- [Work item]: Your task is to restate the listing word for word without the pictures.

- [Data extracts]:
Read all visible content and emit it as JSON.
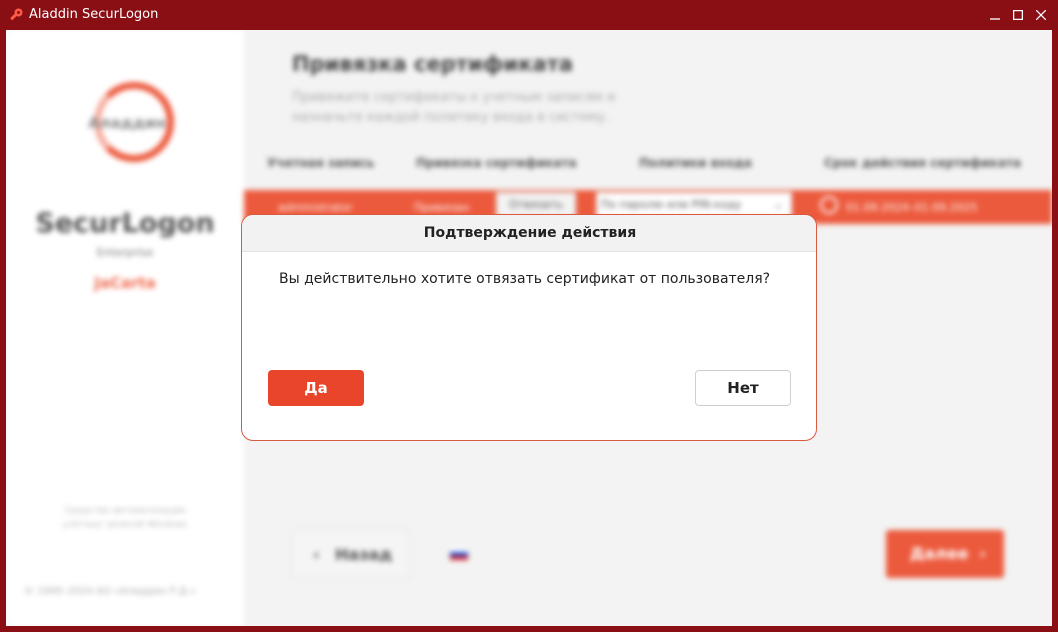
{
  "window": {
    "title": "Aladdin SecurLogon",
    "app_icon": "aladdin-key-icon",
    "controls": [
      "minimize-icon",
      "maximize-icon",
      "close-icon"
    ],
    "frame_color": "#8a0f14"
  },
  "sidebar": {
    "logo_text": "Аладдин",
    "product": "SecurLogon",
    "edition": "Enterprise",
    "token": "JaCarta",
    "note": "Средство автоматизации учётных записей Windows",
    "copyright": "© 1995–2024 АО «Аладдин Р.Д.»"
  },
  "main": {
    "title": "Привязка сертификата",
    "subtitle": "Привяжите сертификаты к учетным записям и назначьте каждой политику входа в систему.",
    "columns": [
      "Учетная запись",
      "Привязка сертификата",
      "Политики входа",
      "Срок действия сертификата"
    ],
    "row": {
      "account": "administrator",
      "binding_status": "Привязан",
      "unbind_label": "Отвязать",
      "policy": "По паролю или PIN-коду",
      "validity": "01.09.2024–01.09.2025"
    }
  },
  "footer": {
    "back_label": "Назад",
    "next_label": "Далее",
    "language_flag": "ru-flag-icon"
  },
  "dialog": {
    "title": "Подтверждение действия",
    "message": "Вы действительно хотите отвязать сертификат от пользователя?",
    "yes_label": "Да",
    "no_label": "Нет"
  },
  "colors": {
    "accent": "#e8452a",
    "row_highlight": "#ec5a3d"
  }
}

- [Answer to this task]:
Read all visible content and emit it as JSON.
{
  "window": {
    "title": "Aladdin SecurLogon",
    "app_icon": "aladdin-key-icon",
    "controls": [
      "minimize-icon",
      "maximize-icon",
      "close-icon"
    ],
    "frame_color": "#8a0f14"
  },
  "sidebar": {
    "logo_text": "Аладдин",
    "product": "SecurLogon",
    "edition": "Enterprise",
    "token": "JaCarta",
    "note": "Средство автоматизации учётных записей Windows",
    "copyright": "© 1995–2024 АО «Аладдин Р.Д.»"
  },
  "main": {
    "title": "Привязка сертификата",
    "subtitle": "Привяжите сертификаты к учетным записям и назначьте каждой политику входа в систему.",
    "columns": [
      "Учетная запись",
      "Привязка сертификата",
      "Политики входа",
      "Срок действия сертификата"
    ],
    "row": {
      "account": "administrator",
      "binding_status": "Привязан",
      "unbind_label": "Отвязать",
      "policy": "По паролю или PIN-коду",
      "validity": "01.09.2024–01.09.2025"
    }
  },
  "footer": {
    "back_label": "Назад",
    "next_label": "Далее",
    "language_flag": "ru-flag-icon"
  },
  "dialog": {
    "title": "Подтверждение действия",
    "message": "Вы действительно хотите отвязать сертификат от пользователя?",
    "yes_label": "Да",
    "no_label": "Нет"
  },
  "colors": {
    "accent": "#e8452a",
    "row_highlight": "#ec5a3d"
  }
}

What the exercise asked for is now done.